By CHRISTINE PEMBERTON/ecoRI News contributor
NEWPORT, R.I. — New doesn’t always have to be “new.” Jenni Field regularly proves there is no need to waste resources to make, and sell, new stuff. Instead, she employs her craftiness and sewing talents to give new life to all kinds of used and vintage fabrics.
Through her online store Fruition she sells one-of-a-kind aprons, bags and home décor, handmade and created entirely from textiles that are either vintage, recycled or both. With the exception of a single magnetic snap closure on one bag, nothing actually new goes into anything she makes — a fact that might be hard to believe when looking at the colorful compositions.
For some the words “old” or “used” might bring to mind images of subdued tones, dark colors or outdated aesthetics, but that couldn’t be further from the truth.
Field’s designs are fun and upbeat. There are plenty of floral themes and brightly colored abstract patterns, as well as some more quirky pieces, such as an apron showing a 1975 monthly calendar or a cloth napkin set depicting a plethora of strawberries.
As the daughter and granddaughter of seamstresses, Field grew up hunting yard and estate sales for used fabrics. One might say the passion for sewing new designs from old materials runs in her blood. In 2012, she turned that passion into a business. “It started by chance,” she said.
A friend asked her to make a tote bag for a baby shower.
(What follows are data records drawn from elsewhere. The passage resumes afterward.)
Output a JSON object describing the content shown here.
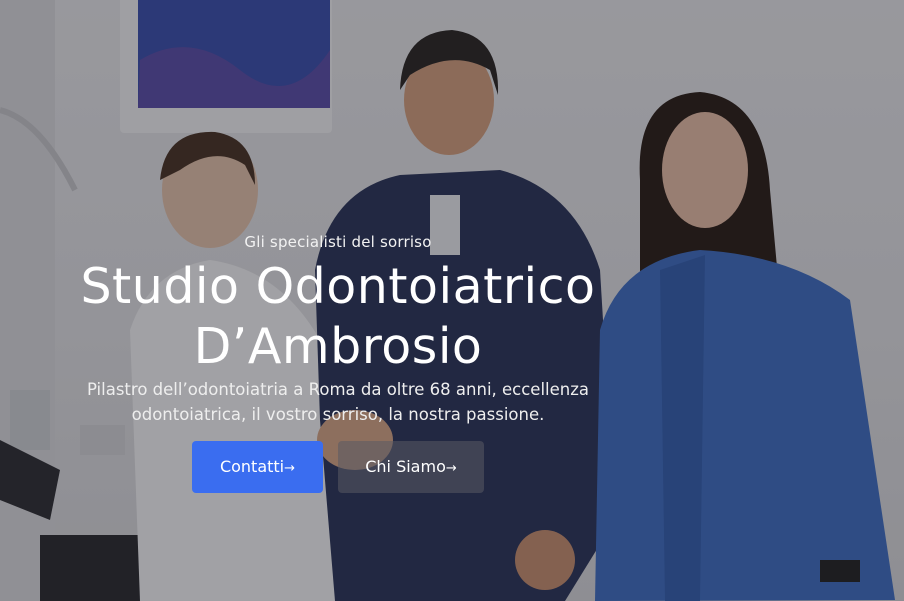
{
  "hero": {
    "eyebrow": "Gli specialisti del sorriso",
    "title_line1": "Studio Odontoiatrico",
    "title_line2": "D’Ambrosio",
    "subtitle_line1": "Pilastro dell’odontoiatria a Roma da oltre 68 anni, eccellenza",
    "subtitle_line2": "odontoiatrica, il vostro sorriso, la nostra passione.",
    "buttons": {
      "primary_label": "Contatti",
      "secondary_label": "Chi Siamo",
      "arrow_icon": "arrow-right-icon",
      "arrow_glyph": "→"
    }
  },
  "colors": {
    "primary": "#3a6df0",
    "overlay": "rgba(20,20,28,0.38)",
    "text": "#ffffff"
  }
}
The bag was a hit, shower guests called and asked for more. Eventually, Field extended her line and started Fruition. Clutches, potholders, cloth napkins and different kinds of tote bags are just some of the items now in Fruition’s collection.
Materials are obtained locally, but come from all kinds of places. “I will Dumpster dive,” she admitted.
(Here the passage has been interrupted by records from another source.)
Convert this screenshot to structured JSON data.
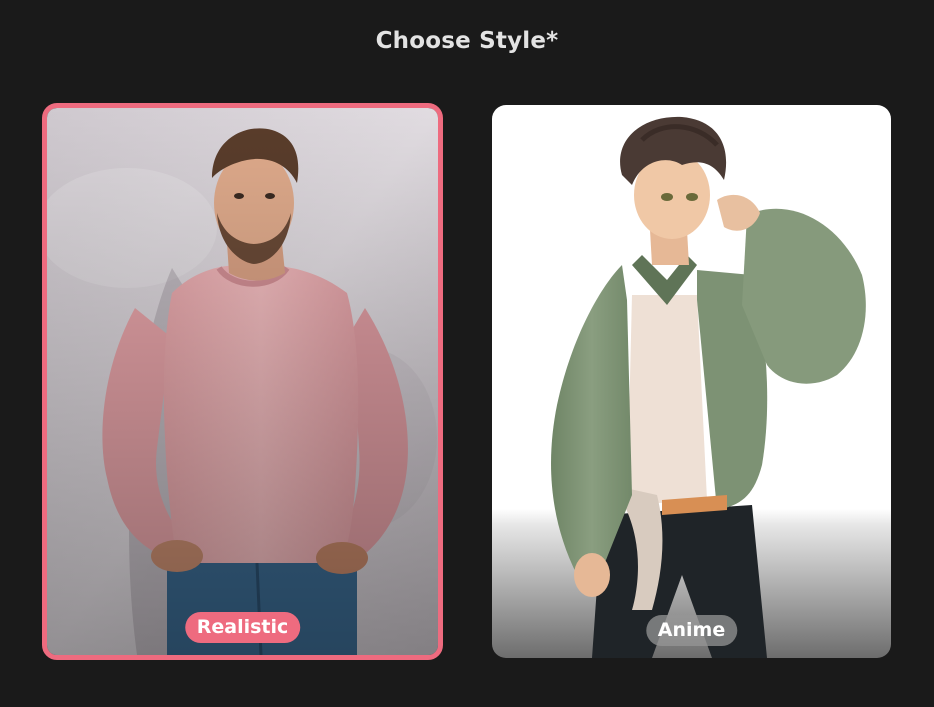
{
  "header": {
    "title": "Choose Style*"
  },
  "styles": [
    {
      "label": "Realistic",
      "selected": true,
      "image": "realistic-man-photo"
    },
    {
      "label": "Anime",
      "selected": false,
      "image": "anime-boy-illustration"
    }
  ],
  "colors": {
    "background": "#1a1a1a",
    "accent": "#ee6b7f",
    "title_text": "#e3e3e3",
    "badge_unselected": "#969696"
  }
}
One item, a cosmetic bag/zipper clutch, sporting two endearing kittens on its exterior, is made from a 1960s fabric Field found in her grandmother’s attic. The artisan’s personal favorite, a baby-blue tote bag with a patch depicting somewhat abstracted dandelion seed heads, was crafted from an old swing coat and a vintage bark cloth. The bark cloth — a type of fabric usually made of densely woven cotton fibers and historically used in home furnishings — was a surprise find in a bag of scrap fabric bought at Saver’s. Upon some research, it turned out to be from the 1930s.
Field doesn’t even have to hunt for all the fabrics herself. Members of the community, who know about her work, occasionally bring her old textiles that they believe to be useful.
“I will come home and there will be old pieces of textiles on my porch,” Field said. These donations could include, for example, a tablecloth that has a stain somewhere but is otherwise unscathed, so most of the material would still be usable.
Field works with what she finds and considers that part of the fun. Often the old fabrics are the inspiration for her new designs.
In a busy month, she uses up to 50 yards of fabric. Leftovers are either kept for possible use later or passed on to crafty friends who might be able to utilize them in their respective artistries.
Only, if all else fails, fabric scraps make their way back into the recycling stream.
Fruition doesn’t have a storefront. During most of the year, Field’s creations are available online only. In the pre-holiday season, however, Field sets up booths at crafts markets, holiday bazaars, artisan festivals and other area events, and that’s actually where most of her sales happen.
Fruition crafts, though, have been noticed beyond the Oceans State. Requests for these little pieces of Rhode Island have come from as far as Sydney and Helsinki.